| TASK STATEMENT |
For each line in the data below that has the word "date", copy that line.

| RECORDS FOR THE EXERCISE |
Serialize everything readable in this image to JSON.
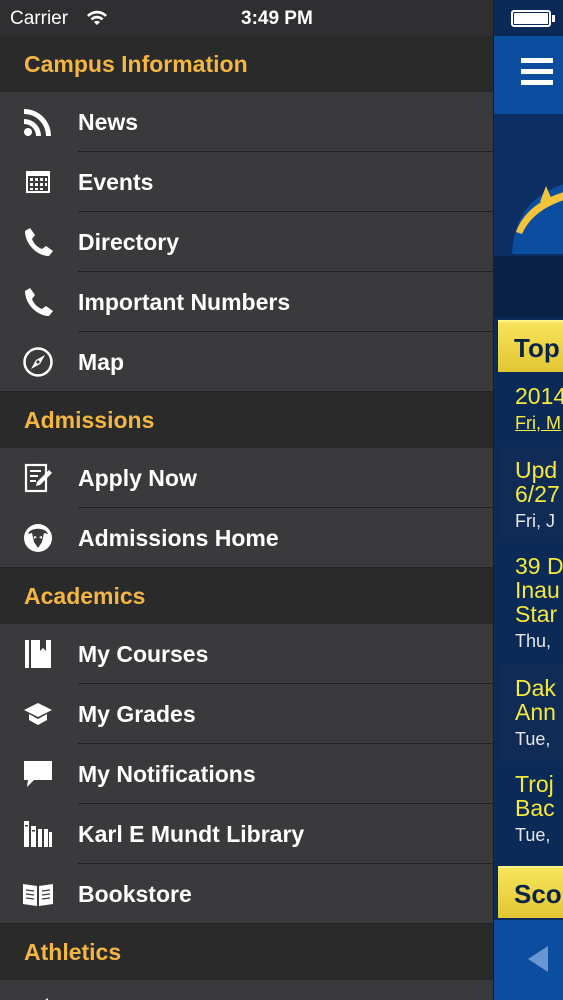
{
  "status_bar": {
    "carrier": "Carrier",
    "time": "3:49 PM"
  },
  "menu": {
    "sections": [
      {
        "title": "Campus Information",
        "items": [
          {
            "label": "News",
            "icon": "rss-icon"
          },
          {
            "label": "Events",
            "icon": "calendar-icon"
          },
          {
            "label": "Directory",
            "icon": "phone-icon"
          },
          {
            "label": "Important Numbers",
            "icon": "phone-icon"
          },
          {
            "label": "Map",
            "icon": "compass-icon"
          }
        ]
      },
      {
        "title": "Admissions",
        "items": [
          {
            "label": "Apply Now",
            "icon": "edit-form-icon"
          },
          {
            "label": "Admissions Home",
            "icon": "mascot-icon"
          }
        ]
      },
      {
        "title": "Academics",
        "items": [
          {
            "label": "My Courses",
            "icon": "book-icon"
          },
          {
            "label": "My Grades",
            "icon": "graduation-cap-icon"
          },
          {
            "label": "My Notifications",
            "icon": "speech-bubble-icon"
          },
          {
            "label": "Karl E Mundt Library",
            "icon": "library-books-icon"
          },
          {
            "label": "Bookstore",
            "icon": "open-book-icon"
          }
        ]
      },
      {
        "title": "Athletics",
        "items": []
      }
    ]
  },
  "peek_panel": {
    "top_header": "Top",
    "news": [
      {
        "title_lines": [
          "2014"
        ],
        "date": "Fri, M"
      },
      {
        "title_lines": [
          "Upd",
          "6/27"
        ],
        "date": "Fri, J"
      },
      {
        "title_lines": [
          "39 D",
          "Inau",
          "Star"
        ],
        "date": "Thu,"
      },
      {
        "title_lines": [
          "Dak",
          "Ann"
        ],
        "date": "Tue,"
      },
      {
        "title_lines": [
          "Troj",
          "Bac"
        ],
        "date": "Tue,"
      }
    ],
    "bottom_header": "Scor"
  }
}
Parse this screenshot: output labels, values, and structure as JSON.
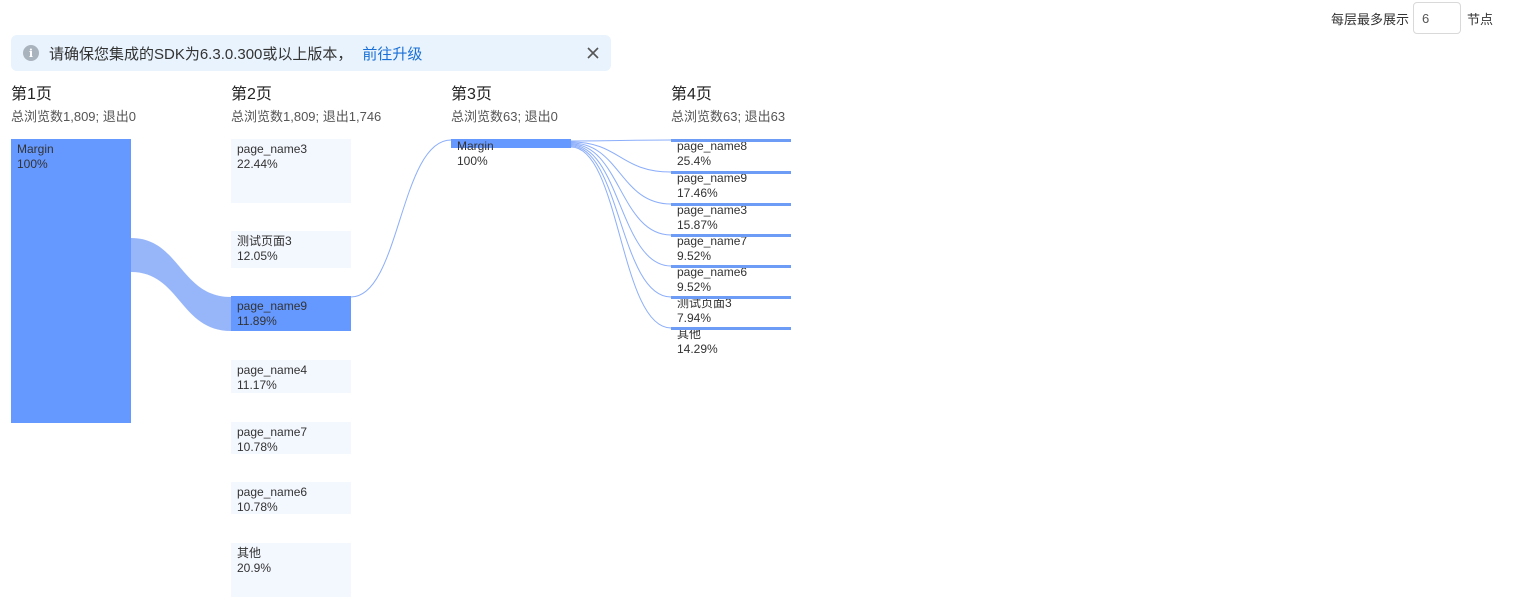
{
  "controls": {
    "max_nodes_label": "每层最多展示",
    "max_nodes_value": "6",
    "max_nodes_unit": "节点"
  },
  "notice": {
    "icon": "info-icon",
    "text": "请确保您集成的SDK为6.3.0.300或以上版本，",
    "link": "前往升级",
    "close_icon": "close-icon"
  },
  "columns": [
    {
      "title": "第1页",
      "summary": "总浏览数1,809; 退出0"
    },
    {
      "title": "第2页",
      "summary": "总浏览数1,809; 退出1,746"
    },
    {
      "title": "第3页",
      "summary": "总浏览数63; 退出0"
    },
    {
      "title": "第4页",
      "summary": "总浏览数63; 退出63"
    }
  ],
  "nodes": {
    "col1": [
      {
        "name": "Margin",
        "pct": "100%"
      }
    ],
    "col2": [
      {
        "name": "page_name3",
        "pct": "22.44%"
      },
      {
        "name": "测试页面3",
        "pct": "12.05%"
      },
      {
        "name": "page_name9",
        "pct": "11.89%"
      },
      {
        "name": "page_name4",
        "pct": "11.17%"
      },
      {
        "name": "page_name7",
        "pct": "10.78%"
      },
      {
        "name": "page_name6",
        "pct": "10.78%"
      },
      {
        "name": "其他",
        "pct": "20.9%"
      }
    ],
    "col3": [
      {
        "name": "Margin",
        "pct": "100%"
      }
    ],
    "col4": [
      {
        "name": "page_name8",
        "pct": "25.4%"
      },
      {
        "name": "page_name9",
        "pct": "17.46%"
      },
      {
        "name": "page_name3",
        "pct": "15.87%"
      },
      {
        "name": "page_name7",
        "pct": "9.52%"
      },
      {
        "name": "page_name6",
        "pct": "9.52%"
      },
      {
        "name": "测试页面3",
        "pct": "7.94%"
      },
      {
        "name": "其他",
        "pct": "14.29%"
      }
    ]
  },
  "colors": {
    "strong": "#6699ff",
    "light": "#f3f7fe",
    "flow": "#8caefa",
    "link": "#1a6fd6",
    "banner": "#e8f3fd"
  }
}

| RESULT OF THIS EXERCISE |
        "date": "Fri, M"
        "date": "Fri, J"
        "date": "Thu,"
        "date": "Tue,"
        "date": "Tue,"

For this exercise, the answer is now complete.